This is the room where I sleep,
where I eat bread and butter,
where I cry to God and myself.
This is where I stare at the ceiling
and direct films to replace horror
with romance, comedy with comedy.
This is the window where I watch
squirrels chase other squirrels.
It’s new. Before there were no windows.
This is the lamp that started
as a flashlight that started
as a candle that started
as a match that took sleepless weeks to light.
Before then, this room was dark.
Before the window
and the match
I could only see
the thin dim golden
glow under the door.
I kept time with footsteps—
visitors, well-wishers, friends.
I think it was a friend who slipped
the match under the door.
I’d never lit a match before,
But once flame flickered
at my fingertips
I knew I could light a candle.
Once I lit a candle,
I knew I could illuminate
the floorboards before my feet.
From there, my pupils
constricted like pools of water
under summer sun.
This is how my life began again,
how my life always begins

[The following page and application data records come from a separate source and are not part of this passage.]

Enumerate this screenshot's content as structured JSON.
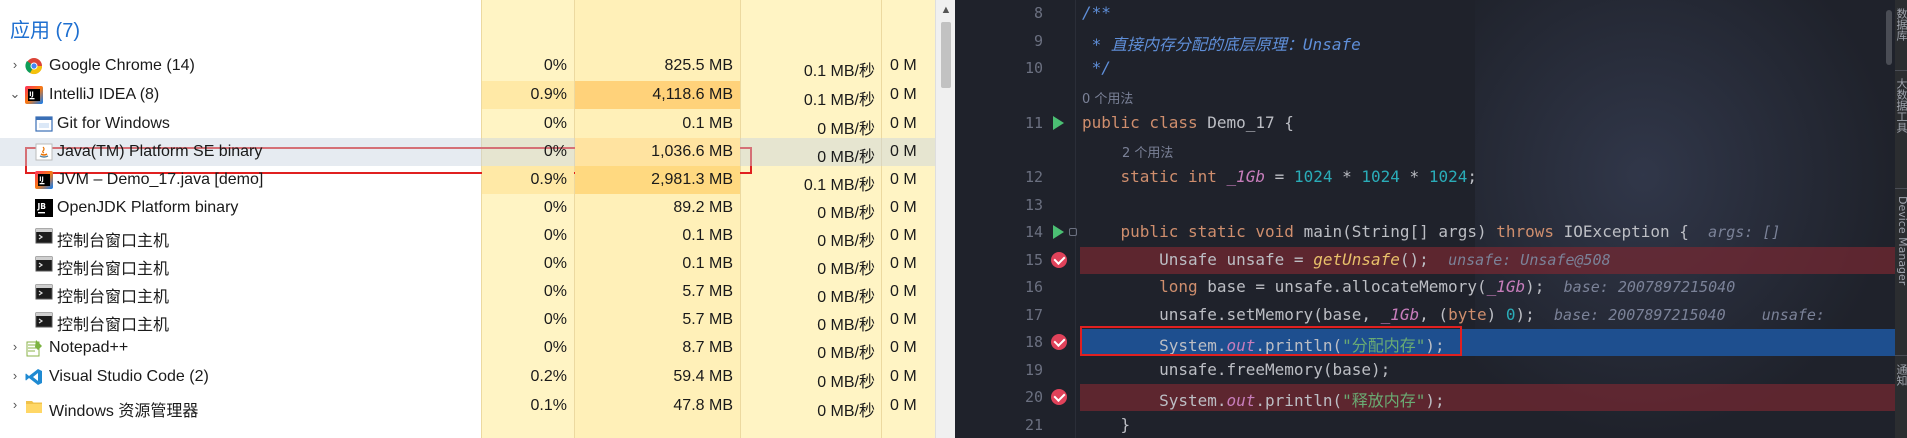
{
  "task_manager": {
    "group_header": "应用 (7)",
    "columns": [],
    "rows": [
      {
        "name": "Google Chrome (14)",
        "icon": "chrome-icon",
        "level": 0,
        "expanded": false,
        "cpu": "0%",
        "memory": "825.5 MB",
        "disk": "0.1 MB/秒",
        "network": "0 M"
      },
      {
        "name": "IntelliJ IDEA (8)",
        "icon": "intellij-icon",
        "level": 0,
        "expanded": true,
        "cpu": "0.9%",
        "memory": "4,118.6 MB",
        "disk": "0.1 MB/秒",
        "network": "0 M"
      },
      {
        "name": "Git for Windows",
        "icon": "git-window-icon",
        "level": 1,
        "cpu": "0%",
        "memory": "0.1 MB",
        "disk": "0 MB/秒",
        "network": "0 M"
      },
      {
        "name": "Java(TM) Platform SE binary",
        "icon": "java-icon",
        "level": 1,
        "selected": true,
        "cpu": "0%",
        "memory": "1,036.6 MB",
        "disk": "0 MB/秒",
        "network": "0 M"
      },
      {
        "name": "JVM – Demo_17.java [demo]",
        "icon": "intellij-icon",
        "level": 1,
        "cpu": "0.9%",
        "memory": "2,981.3 MB",
        "disk": "0.1 MB/秒",
        "network": "0 M"
      },
      {
        "name": "OpenJDK Platform binary",
        "icon": "jb-icon",
        "level": 1,
        "cpu": "0%",
        "memory": "89.2 MB",
        "disk": "0 MB/秒",
        "network": "0 M"
      },
      {
        "name": "控制台窗口主机",
        "icon": "console-icon",
        "level": 1,
        "cpu": "0%",
        "memory": "0.1 MB",
        "disk": "0 MB/秒",
        "network": "0 M"
      },
      {
        "name": "控制台窗口主机",
        "icon": "console-icon",
        "level": 1,
        "cpu": "0%",
        "memory": "0.1 MB",
        "disk": "0 MB/秒",
        "network": "0 M"
      },
      {
        "name": "控制台窗口主机",
        "icon": "console-icon",
        "level": 1,
        "cpu": "0%",
        "memory": "5.7 MB",
        "disk": "0 MB/秒",
        "network": "0 M"
      },
      {
        "name": "控制台窗口主机",
        "icon": "console-icon",
        "level": 1,
        "cpu": "0%",
        "memory": "5.7 MB",
        "disk": "0 MB/秒",
        "network": "0 M"
      },
      {
        "name": "Notepad++",
        "icon": "notepadpp-icon",
        "level": 0,
        "expanded": false,
        "cpu": "0%",
        "memory": "8.7 MB",
        "disk": "0 MB/秒",
        "network": "0 M"
      },
      {
        "name": "Visual Studio Code (2)",
        "icon": "vscode-icon",
        "level": 0,
        "expanded": false,
        "cpu": "0.2%",
        "memory": "59.4 MB",
        "disk": "0 MB/秒",
        "network": "0 M"
      },
      {
        "name": "Windows 资源管理器",
        "icon": "folder-icon",
        "level": 0,
        "expanded": false,
        "cpu": "0.1%",
        "memory": "47.8 MB",
        "disk": "0 MB/秒",
        "network": "0 M"
      }
    ],
    "colors": {
      "header_blue": "#1e6fd0",
      "heat_light": "#fff4c4",
      "heat_mid": "#ffe9a6",
      "heat_strong": "#ffd27a",
      "highlight_box": "#e02020"
    }
  },
  "editor": {
    "lines": [
      {
        "n": "8",
        "tokens": [
          [
            "cmt",
            "/**"
          ]
        ]
      },
      {
        "n": "9",
        "tokens": [
          [
            "cmt",
            " * "
          ],
          [
            "cmtz",
            "直接内存分配的底层原理："
          ],
          [
            "cmt",
            "Unsafe"
          ]
        ]
      },
      {
        "n": "10",
        "tokens": [
          [
            "cmt",
            " */"
          ]
        ]
      },
      {
        "usage": "0 个用法"
      },
      {
        "n": "11",
        "run": true,
        "tokens": [
          [
            "kw",
            "public class "
          ],
          [
            "",
            "Demo_17 {"
          ]
        ]
      },
      {
        "usage": "2 个用法",
        "indent": 1
      },
      {
        "n": "12",
        "tokens": [
          [
            "",
            "    "
          ],
          [
            "kw",
            "static int "
          ],
          [
            "fld",
            "_1Gb"
          ],
          [
            "",
            " = "
          ],
          [
            "num",
            "1024"
          ],
          [
            "",
            " * "
          ],
          [
            "num",
            "1024"
          ],
          [
            "",
            " * "
          ],
          [
            "num",
            "1024"
          ],
          [
            "",
            ";"
          ]
        ]
      },
      {
        "n": "13",
        "tokens": []
      },
      {
        "n": "14",
        "run": true,
        "fold": true,
        "tokens": [
          [
            "",
            "    "
          ],
          [
            "kw",
            "public static void "
          ],
          [
            "",
            "main(String[] args) "
          ],
          [
            "kw",
            "throws "
          ],
          [
            "",
            "IOException {  "
          ],
          [
            "hint",
            "args: []"
          ]
        ]
      },
      {
        "n": "15",
        "bp": true,
        "tokens": [
          [
            "",
            "        Unsafe unsafe = "
          ],
          [
            "mth",
            "getUnsafe"
          ],
          [
            "",
            "();  "
          ],
          [
            "hint",
            "unsafe: Unsafe@508"
          ]
        ]
      },
      {
        "n": "16",
        "tokens": [
          [
            "",
            "        "
          ],
          [
            "kw",
            "long "
          ],
          [
            "",
            "base = unsafe.allocateMemory("
          ],
          [
            "fld",
            "_1Gb"
          ],
          [
            "",
            ");  "
          ],
          [
            "hint",
            "base: 2007897215040"
          ]
        ]
      },
      {
        "n": "17",
        "tokens": [
          [
            "",
            "        unsafe.setMemory(base, "
          ],
          [
            "fld",
            "_1Gb"
          ],
          [
            "",
            ", ("
          ],
          [
            "kw",
            "byte"
          ],
          [
            "",
            ") "
          ],
          [
            "num",
            "0"
          ],
          [
            "",
            ");  "
          ],
          [
            "hint",
            "base: 2007897215040    unsafe: "
          ]
        ]
      },
      {
        "n": "18",
        "bp": true,
        "current": true,
        "tokens": [
          [
            "",
            "        System."
          ],
          [
            "fld",
            "out"
          ],
          [
            "",
            ".println("
          ],
          [
            "str",
            "\"分配内存\""
          ],
          [
            "",
            ");"
          ]
        ]
      },
      {
        "n": "19",
        "tokens": [
          [
            "",
            "        unsafe.freeMemory(base);"
          ]
        ]
      },
      {
        "n": "20",
        "bp": true,
        "tokens": [
          [
            "",
            "        System."
          ],
          [
            "fld",
            "out"
          ],
          [
            "",
            ".println("
          ],
          [
            "str",
            "\"释放内存\""
          ],
          [
            "",
            ");"
          ]
        ]
      },
      {
        "n": "21",
        "tokens": [
          [
            "",
            "    }"
          ]
        ]
      }
    ],
    "tool_window_labels": [
      "数据库",
      "大数据工具",
      "Device Manager",
      "通知"
    ],
    "colors": {
      "background": "#1f222b",
      "breakpoint_line": "#6e2a35",
      "current_line": "#1e4f8f",
      "keyword": "#cf8e6d",
      "number": "#2aacb8",
      "string": "#6aab73",
      "field": "#c77dbb",
      "comment": "#5f8fd9"
    }
  }
}
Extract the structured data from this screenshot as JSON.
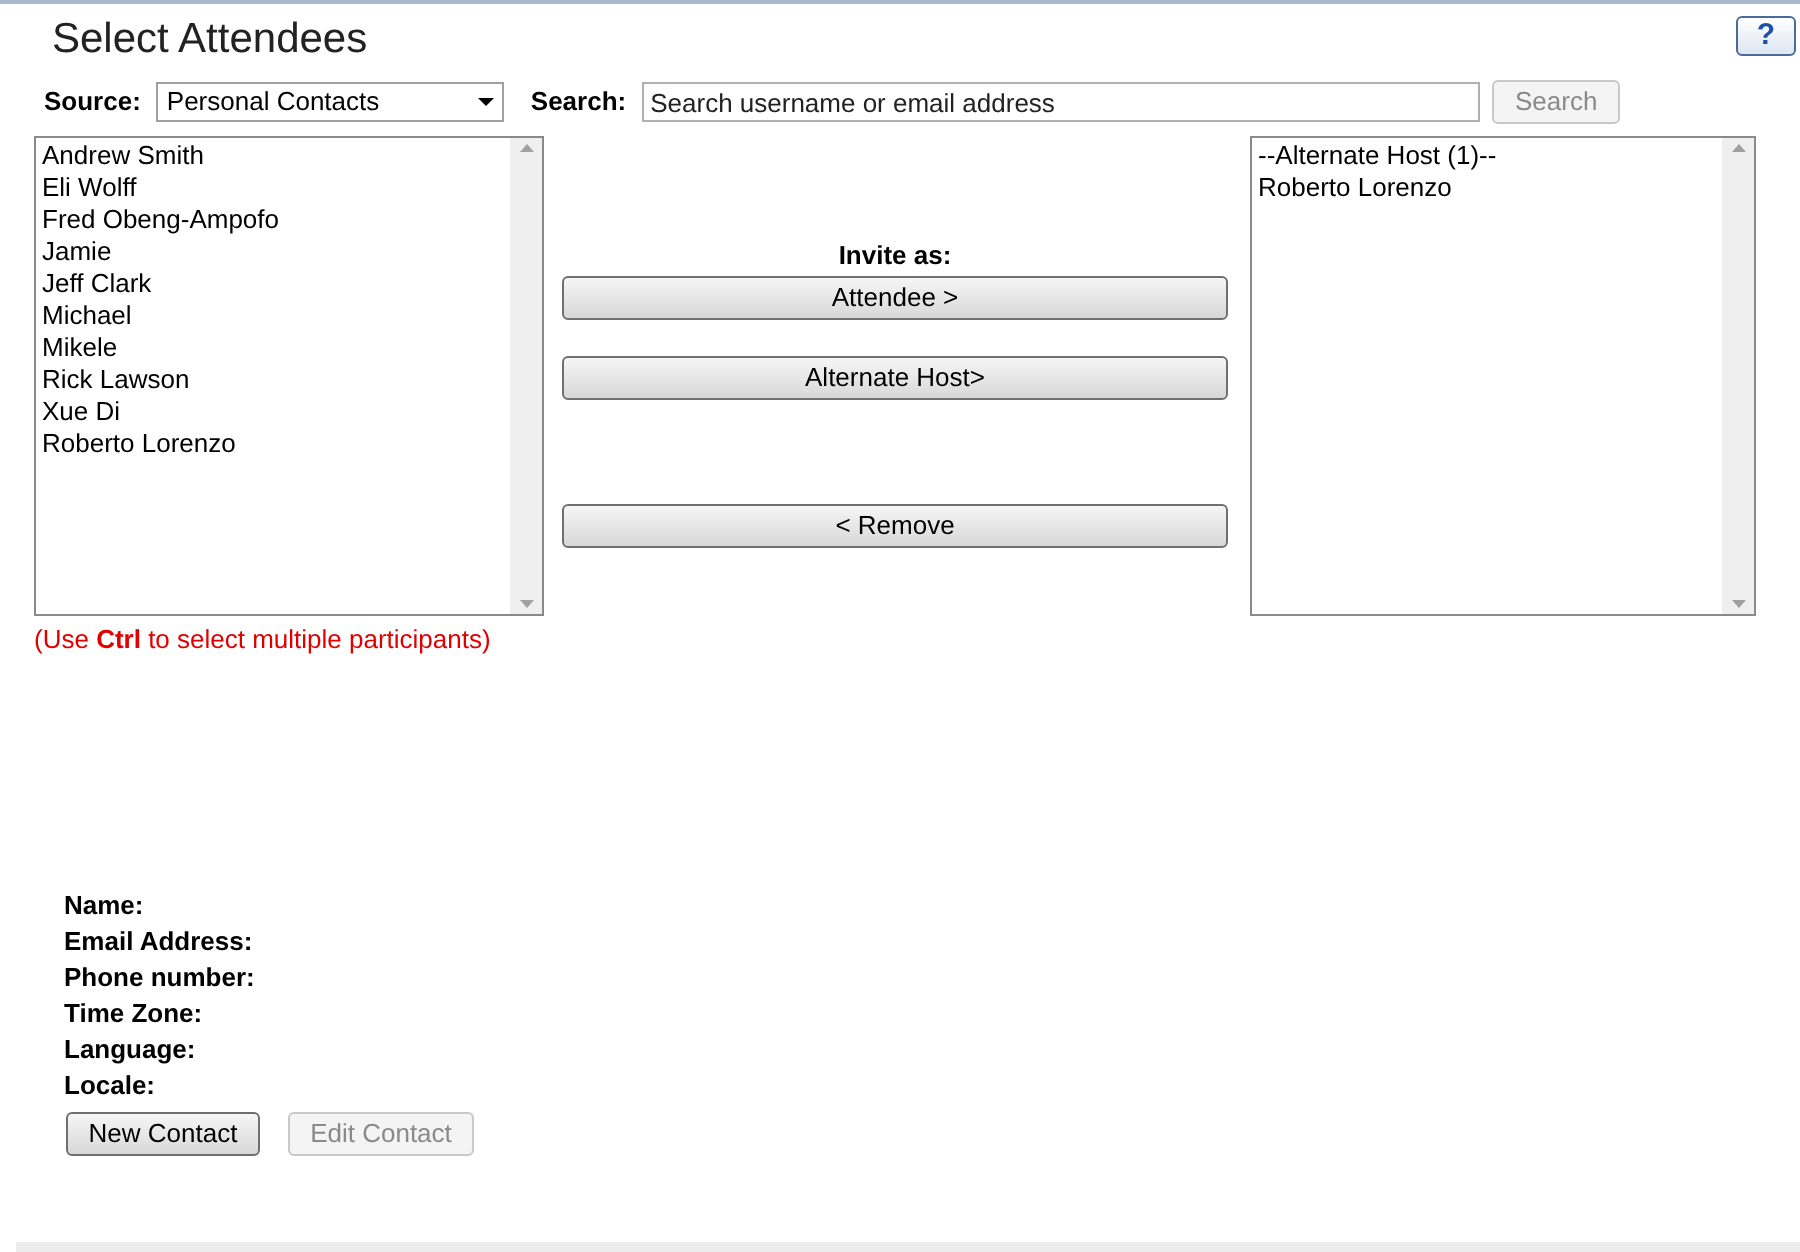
{
  "title": "Select Attendees",
  "help_button": {
    "label": "?"
  },
  "source": {
    "label": "Source:",
    "value": "Personal Contacts"
  },
  "search": {
    "label": "Search:",
    "placeholder": "Search username or email address",
    "button": {
      "label": "Search",
      "disabled": true
    }
  },
  "contacts": [
    "Andrew Smith",
    "Eli Wolff",
    "Fred Obeng-Ampofo",
    "Jamie",
    "Jeff Clark",
    "Michael",
    "Mikele",
    "Rick Lawson",
    "Xue Di",
    "Roberto Lorenzo"
  ],
  "hint": "(Use **Ctrl** to select multiple participants)",
  "invite_label": "Invite as:",
  "actions": [
    {
      "label": "Attendee >"
    },
    {
      "label": "Alternate Host>"
    },
    {
      "label": "< Remove"
    }
  ],
  "invitees": [
    "--Alternate Host (1)--",
    "Roberto Lorenzo"
  ],
  "details": [
    "Name:",
    "Email Address:",
    "Phone number:",
    "Time Zone:",
    "Language:",
    "Locale:"
  ],
  "buttons": [
    {
      "label": "New Contact",
      "disabled": false
    },
    {
      "label": "Edit Contact",
      "disabled": true
    }
  ]
}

again and again—
with a slim ray of gold light,
an eyelid upon waking.